When you’re in the business of making people’s jaws drop, it can be difficult to engage their brains at the same time. But French-Canadian circus troupe, Les 7 Doigts de la Main (The Seven Fingers) wants to stimulate more than just your adrenal glands. Their multi-disciplined show, Traces, has what they call the ‘human element’, which lies beneath the stunning acrobatics on top.
‘We start the show with high physical energy,’ explains co-artistic director, Gypsy Snider. ‘Then after flipping, falling, throwing and catching, the performers stand in front of the audience and talk to them so vulnerably, they manage to create a very human relationship with them.’
Hiding inside a bunker, with the threat of impending disaster just outside, the five characters share their stories amid a flurry of acrobatics, streetdance, skateboarding and parkour. Originally created in 2006, and a big hit at the Edinburgh Festival Fringe the following year, Traces has inevitably evolved over the past four years.
‘We try to recreate the show to fit every new cast member,’ says Snider. ‘And as the performers’ bodies and lives change as they tour, that in turn alters how they approach the show. We have also changed certain music, choreography and tricks through the years, always striving for something more unique and exciting.’
What remains constant, is Traces’ ultimate aim – to connect with the audience. ‘I want people to leave the theatre with a feeling of possibility and excitement,’ says Snider. ‘But also a feeling that they have just shared a moment with the performers, rather than just observed it.’

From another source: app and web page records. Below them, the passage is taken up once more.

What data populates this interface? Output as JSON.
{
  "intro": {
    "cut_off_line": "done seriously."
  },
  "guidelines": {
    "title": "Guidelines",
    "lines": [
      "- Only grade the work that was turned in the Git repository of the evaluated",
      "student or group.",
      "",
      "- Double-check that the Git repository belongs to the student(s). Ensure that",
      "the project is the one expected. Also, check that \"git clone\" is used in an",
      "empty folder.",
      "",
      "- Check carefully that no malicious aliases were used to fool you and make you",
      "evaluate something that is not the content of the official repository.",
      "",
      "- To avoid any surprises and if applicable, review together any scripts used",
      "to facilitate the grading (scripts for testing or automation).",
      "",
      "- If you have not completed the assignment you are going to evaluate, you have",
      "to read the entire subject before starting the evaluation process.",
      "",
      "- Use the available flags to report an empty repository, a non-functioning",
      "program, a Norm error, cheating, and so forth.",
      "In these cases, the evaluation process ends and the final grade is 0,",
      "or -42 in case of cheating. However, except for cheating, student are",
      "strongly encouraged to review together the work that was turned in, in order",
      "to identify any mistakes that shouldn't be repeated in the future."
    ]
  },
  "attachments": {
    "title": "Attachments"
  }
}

Edinburgh Festival Theatre, Mon 1–Wed 3 Feb; Theatre Royal, Glasgow, Thu 4–Sat 6 Feb